In one study conducted in France, patients with advanced lung cancer who were not candidates for surgery underwent a procedure known as radiofrequency ablation (RFA), which basically heats the tumours and kills them.
Seventy percent of the patients with lung metastases or primary non-small cell lung cancer were still alive after two years - similar to results seen after surgery.
Furthermore, 85 percent of patients with non-small cell primary lung cancer treated with RFA had no viable tumours visible on imaging one year later, while 77 percent had no viable tumours after two years.
What the findings mean
"It means that you can actually do a very good job of local control of lung tumours in patients who aren't fit for surgery," said Dr Damian Dupuy, a professor of diagnostic imaging at Warren Alpert Medical School at Brown University and director of tumour ablation at Rhode Island Hospital in Providence.
"The medical establishment, being very conservative, has always said if you aren't fit for surgery you just basically get chemo and radiation and most of the time they don't work well and you die of your tumour.
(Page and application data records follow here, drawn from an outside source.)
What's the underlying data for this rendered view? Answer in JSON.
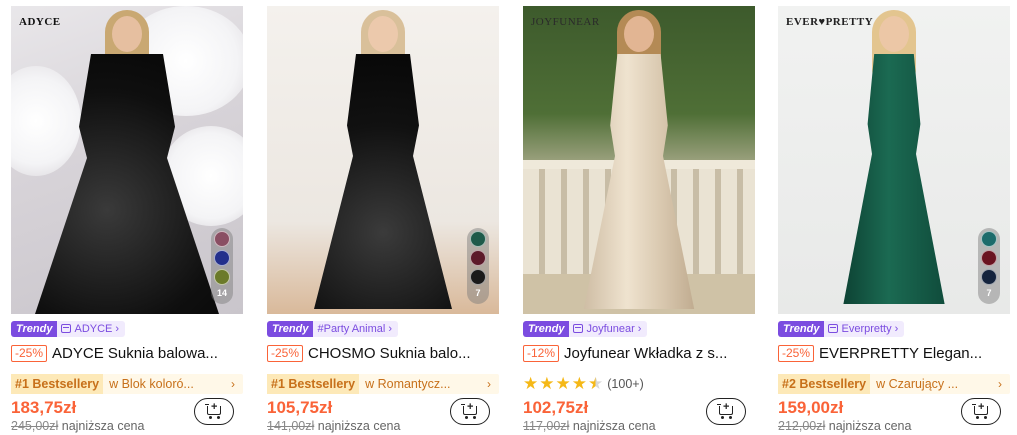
{
  "products": [
    {
      "brand_logo": "ADYCE",
      "swatch_colors": [
        "#8a4f63",
        "#23308c",
        "#6b7a2a"
      ],
      "swatch_count": "14",
      "trendy_label": "Trendy",
      "store_name": "ADYCE",
      "discount": "-25%",
      "title": "ADYCE Suknia balowa...",
      "best_badge": "#1 Bestsellery",
      "best_category": "w Blok koloró...",
      "price": "183,75zł",
      "old_price": "245,00zł",
      "old_price_note": "najniższa cena"
    },
    {
      "brand_logo": "",
      "swatch_colors": [
        "#1e5a4a",
        "#5c1a2a",
        "#1a1a1a"
      ],
      "swatch_count": "7",
      "trendy_label": "Trendy",
      "store_name": "#Party Animal",
      "discount": "-25%",
      "title": "CHOSMO Suknia balo...",
      "best_badge": "#1 Bestsellery",
      "best_category": "w Romantycz...",
      "price": "105,75zł",
      "old_price": "141,00zł",
      "old_price_note": "najniższa cena"
    },
    {
      "brand_logo": "JOYFUNEAR",
      "swatch_colors": [],
      "swatch_count": "",
      "trendy_label": "Trendy",
      "store_name": "Joyfunear",
      "discount": "-12%",
      "title": "Joyfunear Wkładka z s...",
      "rating_value": 4.5,
      "rating_count": "(100+)",
      "price": "102,75zł",
      "old_price": "117,00zł",
      "old_price_note": "najniższa cena"
    },
    {
      "brand_logo": "EVER♥PRETTY",
      "swatch_colors": [
        "#1c6b6b",
        "#6a1320",
        "#14233d"
      ],
      "swatch_count": "7",
      "trendy_label": "Trendy",
      "store_name": "Everpretty",
      "discount": "-25%",
      "title": "EVERPRETTY Elegan...",
      "best_badge": "#2 Bestsellery",
      "best_category": "w Czarujący ...",
      "price": "159,00zł",
      "old_price": "212,00zł",
      "old_price_note": "najniższa cena"
    }
  ],
  "icons": {
    "store": "store-icon",
    "chevron": "chevron-right-icon",
    "cart": "add-to-cart-icon",
    "star": "star-icon"
  },
  "colors": {
    "accent_orange": "#fa6338",
    "trendy_purple": "#7b4ce0",
    "bestseller_text": "#c7701a",
    "star": "#f5b817"
  }
}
But even the most unfit for surgery can have this procedure safely," Dupuy said.
The Brown researcher was not involved in the French study, but his group completed a lung cancer trial last year with similarly good results.
The new study, led by Dr Thierry de Baere of Institute Gustave Roussy, in Villejuif, France, was to be presented at the annual meeting of the Society for Interventional Radiology in Washington, D.C.
Procedure holds promise
Lung cancer is the number one cancer killer in the United States and a full 25 percent of patients who have operable disease can't undergo surgery because of co-existing conditions, Dupuy noted.
"This is a huge advance for them," he said. "This procedure is done at almost every hospital that has an interventional radiologist, which is most. It's like a lung biopsy."
"If you have to stick a needle in to diagnose lung cancer anyway, why not do it in a single sitting?" Dupuy asked.
Most patients go home the same day, he noted. According to Dupuy, the procedure may also hold promise for pain relief in patients who are dying.
Two other studies focus on freezing tumours
Two other studies presented at the meeting used the other end of the temperature spectrum - cryoablation - to successfully freeze and kill kidney cancer tumours.
"This is a minimally invasive, non-surgical cancer treatment without an incision, explained Dr Christos S. Georgiades, lead author of one of the studies and an assistant professor of radiology and surgery at Johns Hopkins Hospital in Baltimore.
"You put a probe, which is basically a needle, into the tumour, freeze the central volume of the tissue with temperatures close to negative 150 degrees centigrade. The patients don't feel the cold."
In Georgiades' study, the procedure was 95 percent effective for tumours four centimetres or smaller and almost 90 percent effective in tumours up to seven centimetres in diameter after one year. This was in patients with disease that had not yet spread beyond the kidney, he noted.
'Proving it works'
"The technique has been around for a few years, but we're only now proving that it works," Georgiades said. "Patients have recovery close to that of surgery and many do not have to have surgery. Many procedures are done on an outpatient basis."
The third study, from the Barbara Ann Karmanos Cancer Institute in Detroit, looked at tumours treated with cryoablation whose average size was 2.8 centimetres. After 1.3 years, most of the tumours still came up on imaging as dead tissue, the team found. – (HealthDay News)